Elevation Range 4000-10000 ft.
Ethnobotany The nuts were used as food, as ceremonial emetics, as an analgesic for pain, as a crude Viagra. It was ground into meal, eaten raw, stored, boiled, made into mush and flour. The wood was used as fuelwood, for furniture, other building materials, toys, ceremonial items, and other household implements.
Description Found at high elevations and in cool microclimates throughout much of the state. Gambel's oak has deeply lobed leaves and acorns which dry a dark chestnut brown. This is a plant most appropriate for gardens in places like Flagstaff, Sedona, Pinetop etc.

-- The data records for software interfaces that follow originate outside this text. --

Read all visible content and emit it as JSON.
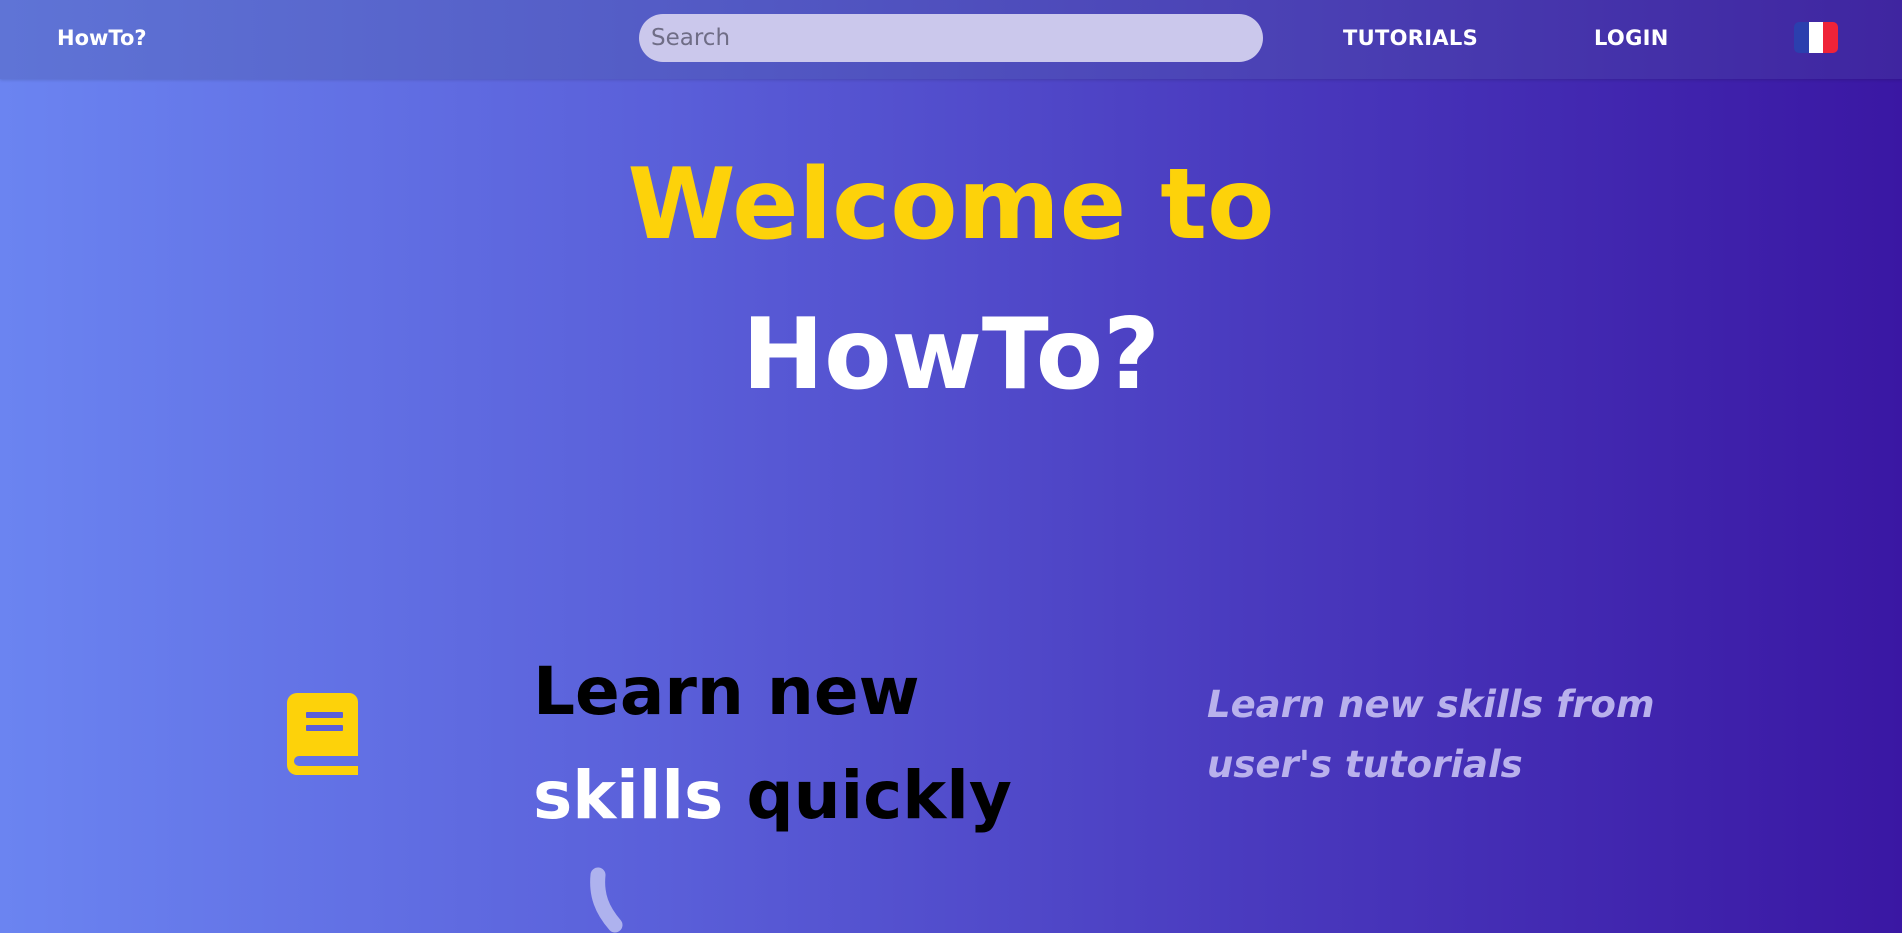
{
  "navbar": {
    "brand": "HowTo?",
    "search_placeholder": "Search",
    "tutorials_label": "TUTORIALS",
    "login_label": "LOGIN",
    "language_flag_icon": "france-flag-icon"
  },
  "hero": {
    "line1": "Welcome to",
    "line2": "HowTo?"
  },
  "feature": {
    "icon": "book-icon",
    "title_line1": "Learn new",
    "title_word_white": "skills",
    "title_rest": " quickly",
    "subtitle_line1": "Learn new skills from",
    "subtitle_line2": "user's tutorials"
  },
  "colors": {
    "accent_yellow": "#fdd20a",
    "gradient_start": "#6b84f1",
    "gradient_end": "#3a17a3",
    "search_bg": "#cbc8ec",
    "subtitle_lavender": "#b9b1ec"
  }
}
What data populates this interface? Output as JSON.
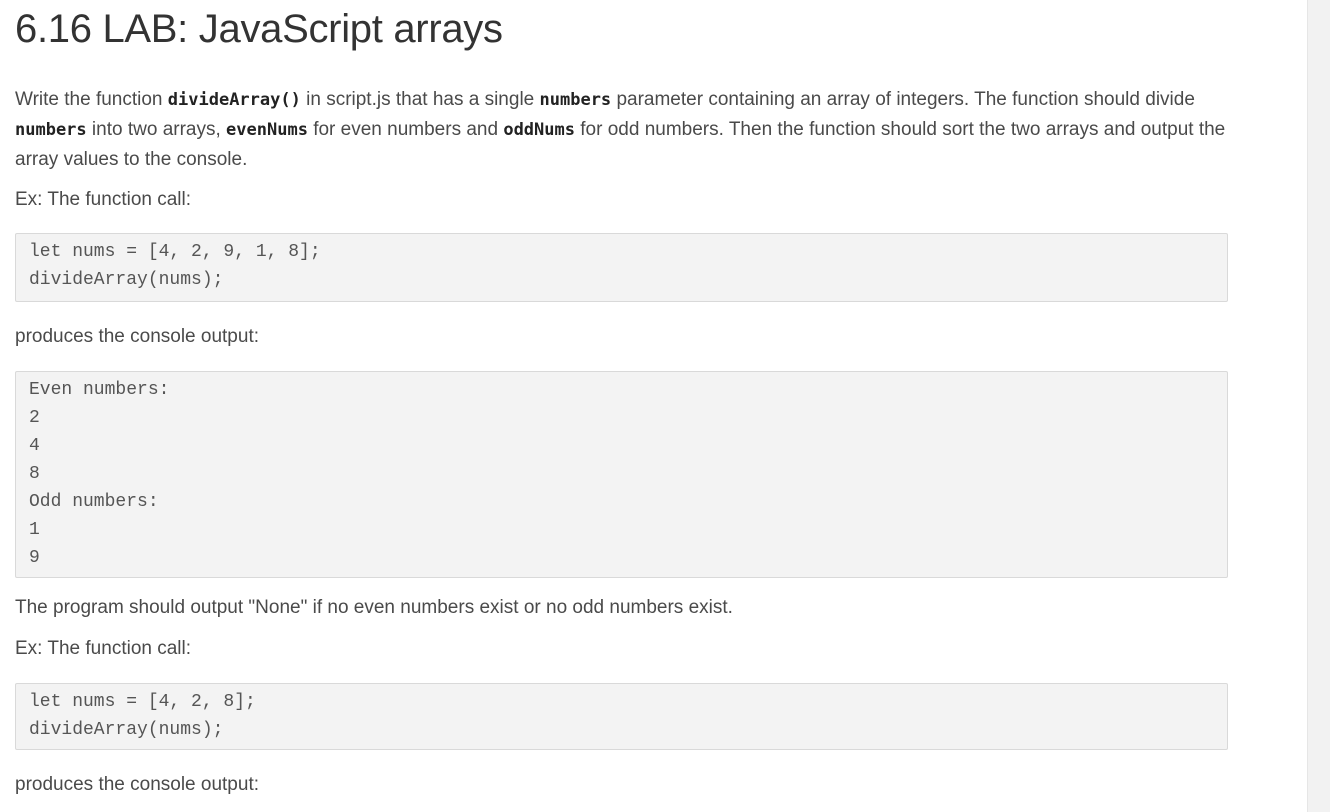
{
  "title": "6.16 LAB: JavaScript arrays",
  "intro": {
    "t1": "Write the function ",
    "c1": "divideArray()",
    "t2": " in script.js that has a single ",
    "c2": "numbers",
    "t3": " parameter containing an array of integers. The function should divide ",
    "c3": "numbers",
    "t4": " into two arrays, ",
    "c4": "evenNums",
    "t5": " for even numbers and ",
    "c5": "oddNums",
    "t6": " for odd numbers. Then the function should sort the two arrays and output the array values to the console."
  },
  "example1_label": "Ex: The function call:",
  "example1_code": [
    "let nums = [4, 2, 9, 1, 8];",
    "divideArray(nums);"
  ],
  "produces1_label": "produces the console output:",
  "output1_lines": [
    "Even numbers:",
    "2",
    "4",
    "8",
    "Odd numbers:",
    "1",
    "9"
  ],
  "none_note": "The program should output \"None\" if no even numbers exist or no odd numbers exist.",
  "example2_label": "Ex: The function call:",
  "example2_code": [
    "let nums = [4, 2, 8];",
    "divideArray(nums);"
  ],
  "produces2_label": "produces the console output:"
}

Often somewhat shrubby in habitat, these plants can get quite large with water, ultimately forming a stately, deciduous, shade tree. Gambel's oak has the ability to spread via spreading stems just under the ground surface, so this plant can also be thicket-forming, an important factor to keep in mind when considering spacing. Plant with junipers (Juniperus spp.), pines (Pinus spp.), and ashes (Fraxinus spp.) for a lush woodland effect.